Honeyeaters and flowers
We have several different species of honeyeaters in our garden. The dominant species would have to be the Red Wattlebirds and the New Holland Honeyeaters. The Brown Headed Honeyeaters, Singing Honeyeaters and Spiny Cheeked Honeyeaters are not as numerous, nor are they as bossy.
Several days ago I was amused to see one of our native plants , and Eremophila glabra (prostrate form) shaking rather violently. After a few seconds of this several Red Wattlebirds emerged and flew away. The bush is currently covered in flowers and they were having a feast.
Another plant that is popular is the Eremophila youngii shown in the photo above with an upside down New Holland Honeyeater having a feed. This plant gets attention from the various honeyeaters many times during the day.
Whenever the various Eucalypt trees around our house and garden are in flower, these too get a great deal of attention, as in the photo below with a Red Wattlebird feeding.
A very effective way of attracting our Australian native birds to our gardens is to plant Australian native plants. There are literally hundreds of species to choose from, most of them quite easy to maintain and most have beautiful flowers, an added bonus. Here is a very brief list of some species that will attract birds to your garden:
For more information about growing appropriate Australian plants check out Mallee Native Plant Nursery.
These are beautiful birds…thank you for sharing. I particularly like the New Holland Honeyeater. A less obstructed view of one can be seen here http://www.flickr.com/photos/aussiegall/3631742225/
Thanks Melaleuca – my favourite shot of this species can be seen here:
CURRENTLY IN SOUTH AUSTRALIA DUE TO THE HEAT WAVE THE FOOD SUPPLY FOR HONEY EATERS AS WELL THE NUMBER OF BIRD POPULATIONS ARE RAPIDLY DECREASING IN OUR BACKYARD. WHAT CAN WE DO TO ASSIST IN THESE TIMES OF LONG LASTING EXTREME WEATHER? what is the food supply I could put out onto the bushes for these tiny winged creations? CHEERS LISA SIMONE
Thanks for your comments and question Lisa.
Honeyeater populations change frequently due to many factors and generally heat wave conditions are only temporary, lasting from a few days to about a week and do not change the food supply significantly.
What you are observing in the decline of honeyeaters is quite complex in its cause and relatively common. Most Australian native plants do not flower throughout the year and some only flower for a few weeks. Other plants, like some of our eucalyptus species may only flower every second or third year, depending on many factors, including rainfall. In any patch of scrub or forest there will be some flowering plants and many that are not flowering.
When there are plenty of flowers in a given area – and therefore much food for honeyeaters – numbers can increase rapidly with birds migrating from nearby areas where there is less food. Many honeyeater species migrate readily, some of them hundreds of kilometres. It is the supply of food that determines the numbers, not heat waves.

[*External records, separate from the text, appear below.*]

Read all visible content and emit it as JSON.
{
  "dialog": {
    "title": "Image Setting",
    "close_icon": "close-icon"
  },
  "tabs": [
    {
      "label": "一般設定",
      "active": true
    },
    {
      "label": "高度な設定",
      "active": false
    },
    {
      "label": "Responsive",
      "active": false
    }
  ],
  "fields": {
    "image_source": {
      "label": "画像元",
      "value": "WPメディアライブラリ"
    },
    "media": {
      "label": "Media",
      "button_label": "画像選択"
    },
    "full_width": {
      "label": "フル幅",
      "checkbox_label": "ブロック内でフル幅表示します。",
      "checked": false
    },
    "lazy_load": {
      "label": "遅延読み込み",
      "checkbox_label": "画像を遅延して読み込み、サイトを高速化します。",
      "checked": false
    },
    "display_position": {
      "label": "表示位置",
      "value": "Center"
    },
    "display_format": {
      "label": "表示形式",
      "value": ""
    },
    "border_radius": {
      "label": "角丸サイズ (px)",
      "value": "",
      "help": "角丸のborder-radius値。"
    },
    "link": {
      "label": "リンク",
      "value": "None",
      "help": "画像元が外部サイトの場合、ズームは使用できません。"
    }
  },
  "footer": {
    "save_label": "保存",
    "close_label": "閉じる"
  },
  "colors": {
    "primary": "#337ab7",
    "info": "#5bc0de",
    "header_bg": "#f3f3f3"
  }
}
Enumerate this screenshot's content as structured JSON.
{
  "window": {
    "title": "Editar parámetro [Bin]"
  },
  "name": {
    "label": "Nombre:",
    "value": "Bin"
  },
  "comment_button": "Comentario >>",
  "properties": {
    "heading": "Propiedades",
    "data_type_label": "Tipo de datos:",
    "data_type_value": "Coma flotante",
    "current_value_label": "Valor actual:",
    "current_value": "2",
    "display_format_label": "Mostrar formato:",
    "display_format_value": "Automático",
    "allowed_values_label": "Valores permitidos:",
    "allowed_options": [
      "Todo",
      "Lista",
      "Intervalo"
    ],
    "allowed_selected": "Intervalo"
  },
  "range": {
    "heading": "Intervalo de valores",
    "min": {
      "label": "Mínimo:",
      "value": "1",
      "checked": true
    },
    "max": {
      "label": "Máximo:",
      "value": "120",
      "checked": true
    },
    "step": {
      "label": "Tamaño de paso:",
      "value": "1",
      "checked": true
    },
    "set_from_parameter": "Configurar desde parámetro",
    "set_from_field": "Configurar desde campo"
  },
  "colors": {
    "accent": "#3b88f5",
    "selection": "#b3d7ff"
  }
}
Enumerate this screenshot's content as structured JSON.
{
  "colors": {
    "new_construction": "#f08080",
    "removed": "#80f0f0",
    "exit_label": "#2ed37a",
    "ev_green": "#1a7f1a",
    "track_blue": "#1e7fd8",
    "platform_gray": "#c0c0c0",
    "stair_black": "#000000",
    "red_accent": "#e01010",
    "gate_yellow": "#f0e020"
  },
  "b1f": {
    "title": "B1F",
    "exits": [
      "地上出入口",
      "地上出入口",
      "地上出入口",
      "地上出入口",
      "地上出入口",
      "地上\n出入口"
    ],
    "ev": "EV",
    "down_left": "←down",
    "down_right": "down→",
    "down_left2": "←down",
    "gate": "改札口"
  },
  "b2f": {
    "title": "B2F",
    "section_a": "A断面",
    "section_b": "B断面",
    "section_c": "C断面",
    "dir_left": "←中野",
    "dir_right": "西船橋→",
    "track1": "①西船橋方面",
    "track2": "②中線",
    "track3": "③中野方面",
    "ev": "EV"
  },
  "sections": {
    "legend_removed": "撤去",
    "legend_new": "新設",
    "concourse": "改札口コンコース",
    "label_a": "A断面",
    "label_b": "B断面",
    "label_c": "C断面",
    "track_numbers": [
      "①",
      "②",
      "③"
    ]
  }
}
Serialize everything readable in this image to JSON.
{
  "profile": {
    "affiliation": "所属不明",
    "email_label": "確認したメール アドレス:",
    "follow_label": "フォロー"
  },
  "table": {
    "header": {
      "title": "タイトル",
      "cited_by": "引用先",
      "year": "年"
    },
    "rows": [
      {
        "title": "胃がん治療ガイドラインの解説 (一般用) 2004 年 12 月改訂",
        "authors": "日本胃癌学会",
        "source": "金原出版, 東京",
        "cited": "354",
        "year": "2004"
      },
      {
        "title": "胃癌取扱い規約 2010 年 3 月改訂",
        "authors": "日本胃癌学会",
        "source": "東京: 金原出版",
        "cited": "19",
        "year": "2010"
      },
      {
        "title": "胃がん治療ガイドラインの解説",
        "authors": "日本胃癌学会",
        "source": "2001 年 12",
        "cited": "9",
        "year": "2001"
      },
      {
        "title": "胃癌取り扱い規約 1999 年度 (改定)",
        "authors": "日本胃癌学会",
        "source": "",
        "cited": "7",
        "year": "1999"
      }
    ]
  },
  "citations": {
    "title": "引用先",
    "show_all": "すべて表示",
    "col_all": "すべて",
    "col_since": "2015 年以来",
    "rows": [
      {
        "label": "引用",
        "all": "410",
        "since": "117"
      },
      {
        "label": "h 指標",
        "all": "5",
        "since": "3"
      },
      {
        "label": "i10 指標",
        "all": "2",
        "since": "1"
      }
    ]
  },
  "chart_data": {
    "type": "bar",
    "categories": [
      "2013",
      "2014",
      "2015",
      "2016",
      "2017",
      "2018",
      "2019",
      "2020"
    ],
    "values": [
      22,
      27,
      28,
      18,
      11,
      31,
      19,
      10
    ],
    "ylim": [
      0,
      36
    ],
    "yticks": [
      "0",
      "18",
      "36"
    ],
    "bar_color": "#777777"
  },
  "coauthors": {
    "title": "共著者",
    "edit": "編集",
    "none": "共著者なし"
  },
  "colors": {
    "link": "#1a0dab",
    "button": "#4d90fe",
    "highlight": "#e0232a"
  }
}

An added factor is the supply of insects. Many honeyeaters are also insectivorous and the numbers of insects available will also determine how many birds are present. Generally it is my observation that insect numbers increase during hot weather which favours the birds.
What can you do?
1. For the long term survival of all bird species plant a wide range of Australian native plants in your garden and encourage neighbours to do the same. This will not only ensure a long term food supply for birds, it will encourage biodiversity and bring in small mammals (eg possums), butterflies and other creatures.
2. In the short term, artificial feeding is discouraged for reasons too complex to go into here.
3. In the broader picture, discourage people from allowing cats into gardens. They are predators on small birds and a major contributor to the decline of birds in our gardens.
4. The best way to keep many birds in your garden is to supply fresh water in various shady spots but well out of reach from predators like cats. Bird baths are quickly found by birds in hot conditions and will ensure they stay around. Watching them drink and bathe also gives us as bird lovers much pleasure as we watch them.
Hope this has all helped.
Because you asked the same question on 3 different posts I am copying these answers on all 3 for other readers of this site.
[…] species shown in the photos above and below is Eremophila youngii which particularly appeals to the New Holland Honeyeaters that frequent this particular plant. An added bonus is that we can see this plant and the birds […]